With a June 2013 theatrical release date in the United States, "Byzantium" barely surpassed $15,000 of gross sales in it's opening weekend. Although it was only shown in a mere six locations and never graced more than 13 during the entire stretch, the film still manged to scrape up close to $85,000 in a little over a month of viewings. Nothing close to the near $13 million dollar budget that was used to make the film.
In addition to the above mentioned facts, there has been a terrible miscalculation on how the film has been marketed and perceived by the small eye of the public that have been exposed to this.
Quotes that have been chosen and used, include"Seriously Scary" and "10 out of 10," all the while being classified as a horror film. These promotional tools may even be seen on the images that could be used as the cover art later this month when the DVD & Blu Ray versions release.
The truth is, "Byzantium" is far away from being a horror film and shows little to no signs of scares. However, there are plenty of thrilling moments, yet more of an adventurous or romantic nature, therefore I feel that these quotes in which the marketing and advertising department are using at this moment will end up doing this film more harm than good.
Directed by a masterful Neil Jordan (The Crying Game, Interview With The Vampire: The Vampire Chronicles, Michael Collins) "Byzantium" is a visual masterpiece without a doubt. The marvelous angles, the constant color contrasting and vibrant visualization of bringing out the deepest and purest color of red during each and every scene that showed blood was miraculous.
The overall story behind "Byzantium" was a refreshing take on another flooded genre in film making and should have been the focal point with the marketing and the direction taken with promotion.
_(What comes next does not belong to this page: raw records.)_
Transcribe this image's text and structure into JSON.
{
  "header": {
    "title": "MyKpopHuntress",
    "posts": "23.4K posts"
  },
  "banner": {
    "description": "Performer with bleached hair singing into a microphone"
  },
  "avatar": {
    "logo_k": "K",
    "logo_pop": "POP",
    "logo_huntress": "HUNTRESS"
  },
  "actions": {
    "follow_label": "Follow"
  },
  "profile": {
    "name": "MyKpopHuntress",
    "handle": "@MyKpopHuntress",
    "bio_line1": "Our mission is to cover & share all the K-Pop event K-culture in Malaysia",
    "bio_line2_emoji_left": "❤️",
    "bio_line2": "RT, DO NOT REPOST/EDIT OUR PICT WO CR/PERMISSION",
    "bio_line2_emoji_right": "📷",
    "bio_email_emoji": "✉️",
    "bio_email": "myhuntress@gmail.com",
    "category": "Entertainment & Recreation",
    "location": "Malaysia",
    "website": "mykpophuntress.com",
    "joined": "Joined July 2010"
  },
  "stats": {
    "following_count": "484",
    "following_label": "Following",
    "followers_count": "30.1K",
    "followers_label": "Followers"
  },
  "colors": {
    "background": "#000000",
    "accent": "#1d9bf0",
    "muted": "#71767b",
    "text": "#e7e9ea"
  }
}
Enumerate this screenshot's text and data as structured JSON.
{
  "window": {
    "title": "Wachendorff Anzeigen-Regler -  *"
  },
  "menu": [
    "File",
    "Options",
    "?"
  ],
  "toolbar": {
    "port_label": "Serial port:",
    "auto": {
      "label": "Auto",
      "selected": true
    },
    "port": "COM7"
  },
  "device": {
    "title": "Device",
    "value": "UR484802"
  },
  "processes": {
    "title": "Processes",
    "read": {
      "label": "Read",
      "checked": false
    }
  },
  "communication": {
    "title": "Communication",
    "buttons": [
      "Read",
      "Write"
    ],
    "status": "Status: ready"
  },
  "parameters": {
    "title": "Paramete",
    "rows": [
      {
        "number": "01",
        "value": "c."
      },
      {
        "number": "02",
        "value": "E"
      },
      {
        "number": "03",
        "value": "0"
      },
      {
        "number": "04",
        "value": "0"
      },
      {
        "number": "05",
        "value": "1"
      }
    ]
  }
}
The sum of the subtle and effectively executed differences portrayed during the 118 minutes showed a certain level of genius.
However, the flaws in this film teeter the fence dangerously at times, mainly with the length of time the production crew took to deliver a main theme for the film. To put it simply, "What exactly are they getting at?" was the question I asked for damn near an hour.
Unless research was done, or the trailer was watched, viewers were not certain on the full context of the film until the ending sequences. The oftentimes vague nature of the dialogue bred a borderline boredom, where some films can get away with this approach, "Byzantium" could not, however with that being said, the re-watch value is extremely high.
The biggest flaw that irritated me was the relationship between mother and daughter, played by Gemma Arterton (Hansel & Gretel: Witch Hunters, Prince Of Persia: The Sands Of Time) and Saoirse Ronan (The Lovely Bones, Atonement). I may be giving away more than I usually do, but I want to say that I couldn't quite understand how and I have a hard time believing that with the daughter being two centuries old, that both women didn't mature out and evolve away from the cliche teenager vs. parent syndrome and the fights and bickering that are well known to arise.
Along with that, the mannerisms, dialogue delivery and overall approach of Caleb Landry Jones (Frank) was piss poor, very awkward to watch and even harder to listen to and understand. This guy looked the part, but he failed miserably when it came to his execution. The scene with him at the top of the school staircase was the final straw with me and him. His inexperience gleamed with the "what should I do with my hands?" disorder.
Overall I only recommend "Byzantium" to fans of Jordan, Arterton and Ronan, because I beleive they will truly appreciate the film for what it is and what it's worth. IMDB has successfully grouped this film in the "Drama" category followed by "Fantasy" and finally "Horror", which in my opinion should be "Romance" instead. I could see "Twilight" fans enjoying this, but not many horror die-hards. You choose and you decide.